*** Data in this exercise ***
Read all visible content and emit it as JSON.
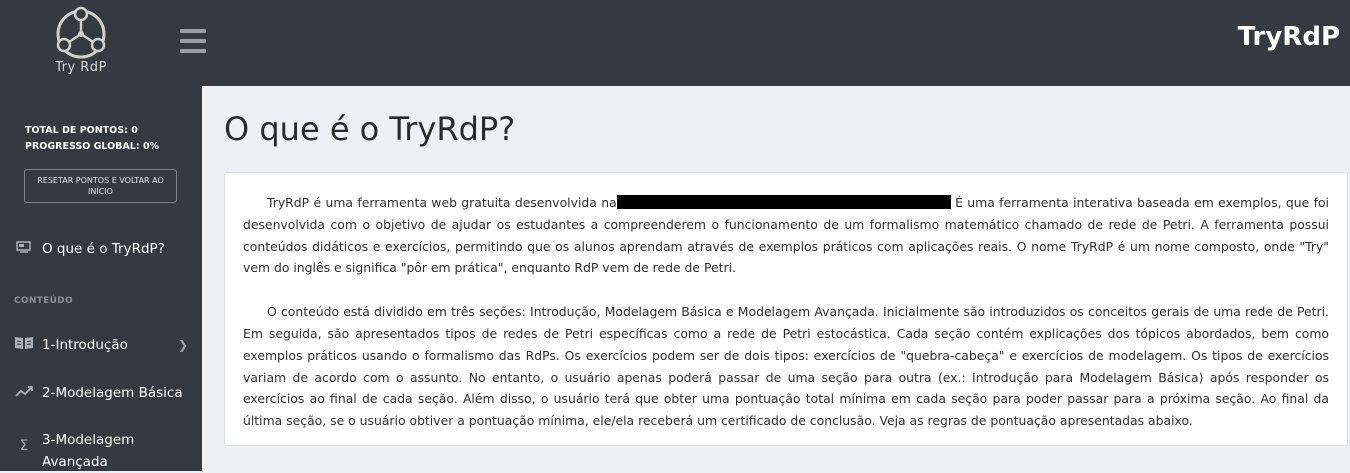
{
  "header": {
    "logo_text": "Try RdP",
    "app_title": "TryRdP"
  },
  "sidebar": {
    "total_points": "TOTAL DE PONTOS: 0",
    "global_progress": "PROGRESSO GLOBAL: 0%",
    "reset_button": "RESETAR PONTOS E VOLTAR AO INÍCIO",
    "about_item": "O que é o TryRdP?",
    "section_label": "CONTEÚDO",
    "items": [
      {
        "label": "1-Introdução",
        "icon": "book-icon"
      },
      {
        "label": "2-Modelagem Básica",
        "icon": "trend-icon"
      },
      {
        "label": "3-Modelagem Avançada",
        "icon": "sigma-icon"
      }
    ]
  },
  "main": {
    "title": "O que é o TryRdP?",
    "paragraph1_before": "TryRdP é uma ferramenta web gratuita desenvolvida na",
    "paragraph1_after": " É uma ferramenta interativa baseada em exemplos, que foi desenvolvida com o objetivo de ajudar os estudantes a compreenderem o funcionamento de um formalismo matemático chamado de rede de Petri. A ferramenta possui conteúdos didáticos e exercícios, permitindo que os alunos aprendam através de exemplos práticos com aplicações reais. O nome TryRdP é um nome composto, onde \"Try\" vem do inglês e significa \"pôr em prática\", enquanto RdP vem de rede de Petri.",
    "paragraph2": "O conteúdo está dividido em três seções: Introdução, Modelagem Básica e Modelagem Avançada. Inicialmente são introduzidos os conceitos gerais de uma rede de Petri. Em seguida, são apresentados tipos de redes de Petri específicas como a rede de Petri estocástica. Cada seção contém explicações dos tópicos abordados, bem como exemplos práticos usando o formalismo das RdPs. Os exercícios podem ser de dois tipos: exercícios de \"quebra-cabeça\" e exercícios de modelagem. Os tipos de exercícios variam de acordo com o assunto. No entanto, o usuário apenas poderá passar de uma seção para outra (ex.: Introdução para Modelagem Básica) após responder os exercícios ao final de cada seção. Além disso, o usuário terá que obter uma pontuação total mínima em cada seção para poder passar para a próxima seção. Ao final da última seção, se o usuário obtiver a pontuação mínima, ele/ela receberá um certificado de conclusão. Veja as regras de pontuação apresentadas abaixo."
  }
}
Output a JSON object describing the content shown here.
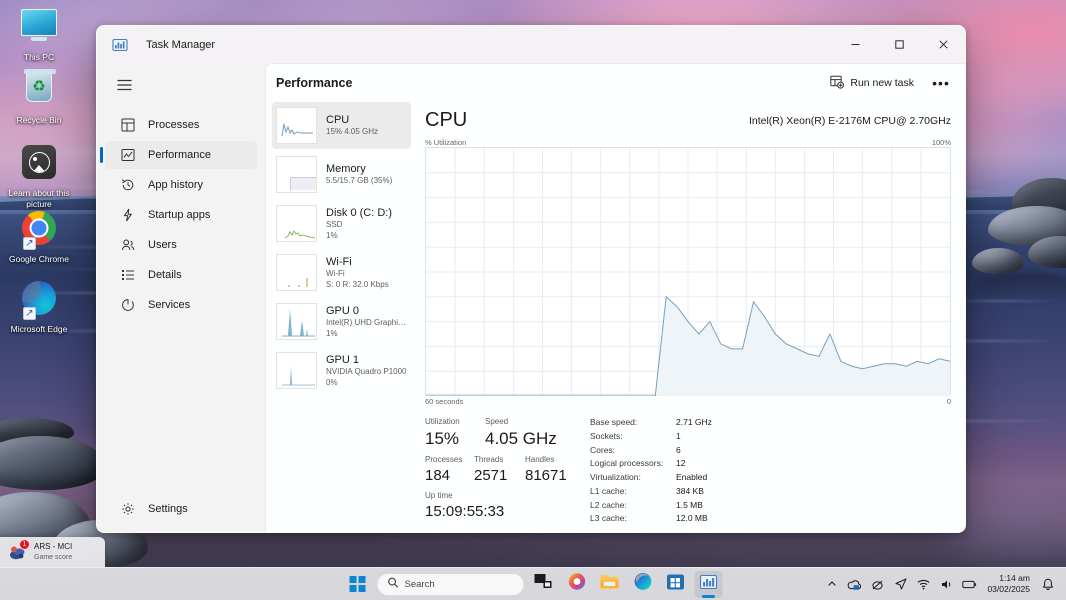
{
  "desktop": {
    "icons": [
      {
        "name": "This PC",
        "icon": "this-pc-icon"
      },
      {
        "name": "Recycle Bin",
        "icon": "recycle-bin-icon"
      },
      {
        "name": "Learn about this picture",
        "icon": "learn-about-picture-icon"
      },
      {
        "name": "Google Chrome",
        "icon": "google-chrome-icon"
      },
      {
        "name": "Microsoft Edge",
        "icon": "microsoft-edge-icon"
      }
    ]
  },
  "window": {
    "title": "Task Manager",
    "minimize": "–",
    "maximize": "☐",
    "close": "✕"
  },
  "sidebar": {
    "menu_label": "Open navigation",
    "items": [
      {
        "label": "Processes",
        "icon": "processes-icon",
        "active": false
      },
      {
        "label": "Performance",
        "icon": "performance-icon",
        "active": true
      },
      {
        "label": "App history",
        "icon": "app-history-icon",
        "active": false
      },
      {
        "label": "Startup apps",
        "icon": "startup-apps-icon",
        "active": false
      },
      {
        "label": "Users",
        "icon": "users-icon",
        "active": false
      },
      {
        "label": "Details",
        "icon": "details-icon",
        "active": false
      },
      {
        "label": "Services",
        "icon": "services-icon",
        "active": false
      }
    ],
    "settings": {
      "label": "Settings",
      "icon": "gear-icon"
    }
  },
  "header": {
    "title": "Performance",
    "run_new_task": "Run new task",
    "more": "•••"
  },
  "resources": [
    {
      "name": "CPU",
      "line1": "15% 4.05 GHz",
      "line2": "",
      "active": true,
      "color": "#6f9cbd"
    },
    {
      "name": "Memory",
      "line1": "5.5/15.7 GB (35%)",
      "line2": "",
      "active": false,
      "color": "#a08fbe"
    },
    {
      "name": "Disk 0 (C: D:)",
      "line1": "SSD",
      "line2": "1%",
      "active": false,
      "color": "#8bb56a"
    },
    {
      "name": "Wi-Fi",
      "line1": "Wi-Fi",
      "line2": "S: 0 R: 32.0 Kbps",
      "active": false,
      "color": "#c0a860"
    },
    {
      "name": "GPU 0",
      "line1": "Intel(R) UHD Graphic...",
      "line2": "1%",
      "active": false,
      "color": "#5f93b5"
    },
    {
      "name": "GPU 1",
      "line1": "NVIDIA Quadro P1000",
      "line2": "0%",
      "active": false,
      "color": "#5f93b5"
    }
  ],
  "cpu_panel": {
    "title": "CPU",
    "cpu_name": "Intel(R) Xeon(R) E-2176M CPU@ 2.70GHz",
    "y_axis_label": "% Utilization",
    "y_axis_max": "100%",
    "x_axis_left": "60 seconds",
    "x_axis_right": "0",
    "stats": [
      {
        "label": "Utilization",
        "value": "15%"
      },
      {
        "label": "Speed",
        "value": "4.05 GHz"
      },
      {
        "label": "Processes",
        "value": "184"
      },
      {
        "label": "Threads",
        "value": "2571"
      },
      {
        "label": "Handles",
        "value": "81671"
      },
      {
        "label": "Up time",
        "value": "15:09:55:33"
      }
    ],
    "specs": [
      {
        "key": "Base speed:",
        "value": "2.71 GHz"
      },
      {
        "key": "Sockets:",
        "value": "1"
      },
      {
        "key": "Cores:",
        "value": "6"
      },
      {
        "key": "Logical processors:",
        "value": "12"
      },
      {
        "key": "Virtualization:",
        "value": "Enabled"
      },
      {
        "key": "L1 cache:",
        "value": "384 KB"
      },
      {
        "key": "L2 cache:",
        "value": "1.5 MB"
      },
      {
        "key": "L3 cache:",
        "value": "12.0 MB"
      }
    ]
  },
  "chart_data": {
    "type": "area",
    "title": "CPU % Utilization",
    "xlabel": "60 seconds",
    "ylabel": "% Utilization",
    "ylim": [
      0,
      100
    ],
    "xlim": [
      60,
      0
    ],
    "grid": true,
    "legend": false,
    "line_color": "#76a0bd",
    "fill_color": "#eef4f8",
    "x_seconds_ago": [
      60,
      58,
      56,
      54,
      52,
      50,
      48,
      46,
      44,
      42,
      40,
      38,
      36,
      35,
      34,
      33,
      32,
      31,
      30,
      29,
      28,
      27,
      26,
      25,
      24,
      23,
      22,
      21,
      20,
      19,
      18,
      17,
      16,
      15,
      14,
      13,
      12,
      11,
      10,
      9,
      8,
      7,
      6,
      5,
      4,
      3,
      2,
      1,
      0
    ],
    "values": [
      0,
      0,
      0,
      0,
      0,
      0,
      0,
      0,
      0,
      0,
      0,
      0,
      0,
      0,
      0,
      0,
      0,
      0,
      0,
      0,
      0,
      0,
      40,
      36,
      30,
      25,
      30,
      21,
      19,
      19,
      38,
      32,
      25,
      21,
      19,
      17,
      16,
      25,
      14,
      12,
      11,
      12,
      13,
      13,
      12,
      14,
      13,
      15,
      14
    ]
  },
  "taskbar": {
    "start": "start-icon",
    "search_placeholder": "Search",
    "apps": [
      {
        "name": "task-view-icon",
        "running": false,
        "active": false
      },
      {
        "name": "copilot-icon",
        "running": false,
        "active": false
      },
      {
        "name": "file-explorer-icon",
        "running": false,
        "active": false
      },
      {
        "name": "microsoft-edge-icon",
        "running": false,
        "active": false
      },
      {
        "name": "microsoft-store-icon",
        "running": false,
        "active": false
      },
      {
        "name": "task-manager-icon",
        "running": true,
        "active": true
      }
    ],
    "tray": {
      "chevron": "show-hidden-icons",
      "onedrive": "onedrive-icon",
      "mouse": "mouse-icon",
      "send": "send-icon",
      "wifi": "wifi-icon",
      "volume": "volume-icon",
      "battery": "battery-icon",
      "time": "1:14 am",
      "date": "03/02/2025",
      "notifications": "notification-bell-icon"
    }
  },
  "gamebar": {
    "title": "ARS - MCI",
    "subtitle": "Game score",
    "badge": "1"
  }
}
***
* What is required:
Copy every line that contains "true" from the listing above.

* Problem solution:
        "active": true
      "active": true,
    "grid": true,
        "running": true,
        "active": true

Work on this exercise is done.